TASK DESCRIPTION
Each line below needs to be returned exactly. Skip any picture.

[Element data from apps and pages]
[Start of Attachment]

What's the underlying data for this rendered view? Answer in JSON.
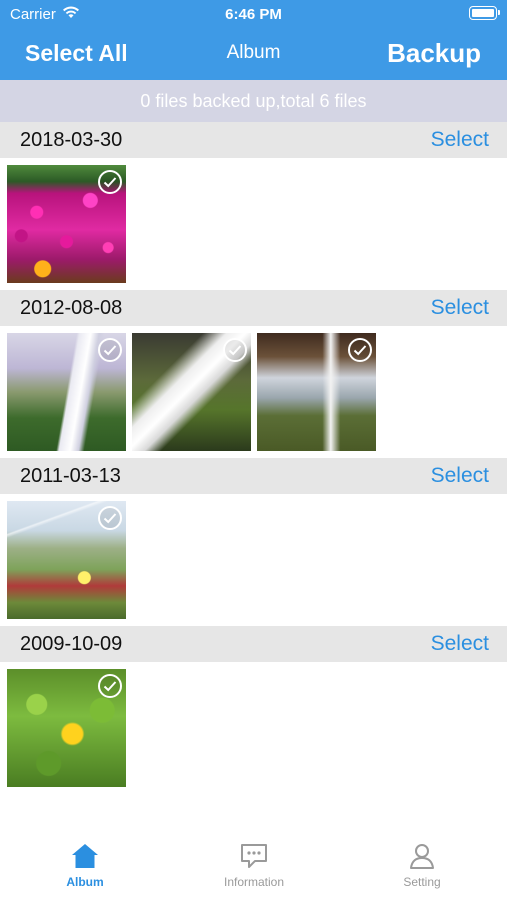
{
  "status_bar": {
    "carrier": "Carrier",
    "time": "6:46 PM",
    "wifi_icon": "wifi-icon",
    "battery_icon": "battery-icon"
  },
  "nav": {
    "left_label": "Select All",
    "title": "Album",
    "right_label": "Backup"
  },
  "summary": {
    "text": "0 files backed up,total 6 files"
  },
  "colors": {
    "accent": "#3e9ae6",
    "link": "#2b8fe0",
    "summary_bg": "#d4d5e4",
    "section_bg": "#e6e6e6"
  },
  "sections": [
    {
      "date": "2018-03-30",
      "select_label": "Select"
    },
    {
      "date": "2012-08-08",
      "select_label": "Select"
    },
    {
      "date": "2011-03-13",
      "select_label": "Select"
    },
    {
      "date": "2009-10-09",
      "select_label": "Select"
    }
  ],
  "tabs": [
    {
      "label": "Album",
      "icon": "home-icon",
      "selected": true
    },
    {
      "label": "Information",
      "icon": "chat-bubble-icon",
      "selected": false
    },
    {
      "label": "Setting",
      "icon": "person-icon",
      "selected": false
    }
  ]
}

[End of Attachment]

EXERCISE RESULT
What's the underlying data for this rendered view? Answer in JSON.
{
  "status_bar": {
    "carrier": "Carrier",
    "time": "6:46 PM",
    "wifi_icon": "wifi-icon",
    "battery_icon": "battery-icon"
  },
  "nav": {
    "left_label": "Select All",
    "title": "Album",
    "right_label": "Backup"
  },
  "summary": {
    "text": "0 files backed up,total 6 files"
  },
  "colors": {
    "accent": "#3e9ae6",
    "link": "#2b8fe0",
    "summary_bg": "#d4d5e4",
    "section_bg": "#e6e6e6"
  },
  "sections": [
    {
      "date": "2018-03-30",
      "select_label": "Select"
    },
    {
      "date": "2012-08-08",
      "select_label": "Select"
    },
    {
      "date": "2011-03-13",
      "select_label": "Select"
    },
    {
      "date": "2009-10-09",
      "select_label": "Select"
    }
  ],
  "tabs": [
    {
      "label": "Album",
      "icon": "home-icon",
      "selected": true
    },
    {
      "label": "Information",
      "icon": "chat-bubble-icon",
      "selected": false
    },
    {
      "label": "Setting",
      "icon": "person-icon",
      "selected": false
    }
  ]
}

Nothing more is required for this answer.